Minx, J.C.; Lamb, W.; Callaghan, M.; Bornmann, L.; Fuss, S.
Fast growing research on negative emissions
in Environmental Research Letters, 07.02.2017
2017, Peer Review, Applied Sustainability Sciences, Ressourcen und internationaler Handel, Sabine Fuss, Jan Minx, William Lamb, Max Callaghan, 2017, Peer Review, Applied Sustainability Sciences, Ressourcen und internationaler Handel, Sabine Fuss, Jan Minx, William Lamb, Max Callaghan

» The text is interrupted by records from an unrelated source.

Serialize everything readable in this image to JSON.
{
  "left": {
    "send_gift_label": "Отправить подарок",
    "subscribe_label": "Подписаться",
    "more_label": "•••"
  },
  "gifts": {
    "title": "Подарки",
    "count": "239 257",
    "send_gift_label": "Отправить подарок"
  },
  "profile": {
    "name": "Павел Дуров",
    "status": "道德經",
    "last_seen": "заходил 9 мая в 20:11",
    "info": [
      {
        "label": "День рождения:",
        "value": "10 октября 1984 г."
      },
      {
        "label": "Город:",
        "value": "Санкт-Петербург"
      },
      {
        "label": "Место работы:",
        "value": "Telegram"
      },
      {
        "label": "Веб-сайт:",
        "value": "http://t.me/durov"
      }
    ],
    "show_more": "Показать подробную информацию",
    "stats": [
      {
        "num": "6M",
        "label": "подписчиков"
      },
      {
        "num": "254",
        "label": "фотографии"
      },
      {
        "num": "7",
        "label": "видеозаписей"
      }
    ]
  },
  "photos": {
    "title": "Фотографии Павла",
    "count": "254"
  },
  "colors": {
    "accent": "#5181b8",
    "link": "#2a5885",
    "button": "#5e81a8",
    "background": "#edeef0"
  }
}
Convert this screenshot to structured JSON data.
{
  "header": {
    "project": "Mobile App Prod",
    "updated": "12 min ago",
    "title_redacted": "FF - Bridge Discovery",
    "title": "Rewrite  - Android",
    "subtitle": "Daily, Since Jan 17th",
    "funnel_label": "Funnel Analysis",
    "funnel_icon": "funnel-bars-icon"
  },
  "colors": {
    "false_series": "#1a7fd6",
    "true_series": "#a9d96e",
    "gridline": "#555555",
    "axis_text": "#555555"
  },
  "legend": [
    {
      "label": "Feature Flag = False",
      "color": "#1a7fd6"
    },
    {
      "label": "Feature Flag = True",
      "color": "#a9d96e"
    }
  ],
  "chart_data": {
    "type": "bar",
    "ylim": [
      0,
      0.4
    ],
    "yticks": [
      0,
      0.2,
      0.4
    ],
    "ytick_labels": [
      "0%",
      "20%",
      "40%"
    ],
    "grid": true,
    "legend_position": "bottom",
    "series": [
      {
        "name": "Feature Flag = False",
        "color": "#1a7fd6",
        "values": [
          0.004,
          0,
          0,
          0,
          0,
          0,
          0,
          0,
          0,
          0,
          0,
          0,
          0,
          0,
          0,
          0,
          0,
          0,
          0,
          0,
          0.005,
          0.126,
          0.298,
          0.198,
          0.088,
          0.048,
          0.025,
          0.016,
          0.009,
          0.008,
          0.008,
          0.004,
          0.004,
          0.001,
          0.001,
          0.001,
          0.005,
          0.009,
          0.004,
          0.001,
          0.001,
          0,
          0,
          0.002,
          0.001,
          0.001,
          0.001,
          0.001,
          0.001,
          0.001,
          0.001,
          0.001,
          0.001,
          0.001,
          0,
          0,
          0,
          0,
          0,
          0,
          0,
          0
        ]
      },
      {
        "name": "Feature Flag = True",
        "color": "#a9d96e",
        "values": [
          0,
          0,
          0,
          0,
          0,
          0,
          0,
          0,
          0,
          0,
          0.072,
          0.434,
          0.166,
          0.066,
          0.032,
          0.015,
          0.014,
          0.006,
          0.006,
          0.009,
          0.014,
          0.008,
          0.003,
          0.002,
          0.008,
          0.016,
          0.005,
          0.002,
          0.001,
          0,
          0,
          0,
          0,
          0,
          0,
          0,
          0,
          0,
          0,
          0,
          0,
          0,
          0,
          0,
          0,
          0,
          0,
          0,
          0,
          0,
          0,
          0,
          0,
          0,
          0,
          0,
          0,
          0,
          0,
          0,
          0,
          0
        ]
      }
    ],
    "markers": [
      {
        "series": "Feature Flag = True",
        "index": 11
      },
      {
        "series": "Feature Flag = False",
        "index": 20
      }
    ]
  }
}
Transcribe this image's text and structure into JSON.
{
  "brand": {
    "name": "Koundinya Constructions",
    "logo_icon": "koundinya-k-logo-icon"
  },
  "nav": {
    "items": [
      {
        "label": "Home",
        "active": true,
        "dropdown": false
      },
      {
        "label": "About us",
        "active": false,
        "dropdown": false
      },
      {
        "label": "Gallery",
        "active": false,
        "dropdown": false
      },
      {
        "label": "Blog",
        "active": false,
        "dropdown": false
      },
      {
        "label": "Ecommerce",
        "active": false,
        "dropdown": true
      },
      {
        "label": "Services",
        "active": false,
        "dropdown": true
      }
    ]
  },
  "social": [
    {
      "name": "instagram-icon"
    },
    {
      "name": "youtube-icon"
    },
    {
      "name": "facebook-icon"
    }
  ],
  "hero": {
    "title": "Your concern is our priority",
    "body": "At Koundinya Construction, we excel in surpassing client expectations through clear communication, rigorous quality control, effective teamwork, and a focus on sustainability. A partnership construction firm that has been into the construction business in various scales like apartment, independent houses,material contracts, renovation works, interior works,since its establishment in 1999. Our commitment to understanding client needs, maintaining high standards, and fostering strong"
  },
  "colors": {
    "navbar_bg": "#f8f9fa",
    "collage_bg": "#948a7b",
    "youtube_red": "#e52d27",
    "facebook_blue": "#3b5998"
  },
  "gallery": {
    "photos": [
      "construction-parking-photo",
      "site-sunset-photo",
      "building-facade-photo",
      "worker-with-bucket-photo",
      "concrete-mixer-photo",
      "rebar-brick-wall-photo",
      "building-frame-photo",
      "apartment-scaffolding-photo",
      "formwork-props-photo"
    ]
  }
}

Generating negative emissions by removing carbon dioxide from the atmosphere is a key requirement for limiting global warming to well below 2°C, or even 1.5°C, and therefore for achieving the long-term climate goals of the recent Paris Agreement. Despite being a relatively young topic, negative emission technologies (NETs) have attracted growing attention in climate change research over the last decade. A sizeable body of evidence on NETs has accumulated across different fields that is by today too large and too diverse to be comprehensively tracked by individuals. Yet, understanding the size, composition and thematic structure of this literature corpus is a crucial pre-condition for effective scientific assessments of NETs as, for example, required for the new special report on the 1.5°C by the Intergovernmental Panel on Climate Change (IPCC). In this paper we use scientometric methods and topic modelling to identify and characterize the available evidence on NETs as recorded in the Web of Science. We find that the development of the literature on NETs has started later than for climate change as a whole, but proceeds more quickly by now. A total number of about 2,900 studies have accumulated between 1991 and 2016 with almost 500 new publications in 2016. The discourse on NETs takes place in distinct communities around energy systems, forests as well as biochar and other soil carbon options. Integrated analysis of NET portfolios – though crucial for understanding how much NETs are possible at what costs and risks - are still in their infancy and do not feature as a theme across the literature corpus. Overall, our analysis suggests that NETs research is relatively marginal in the wider climate change discourse despite its importance for global climate policy.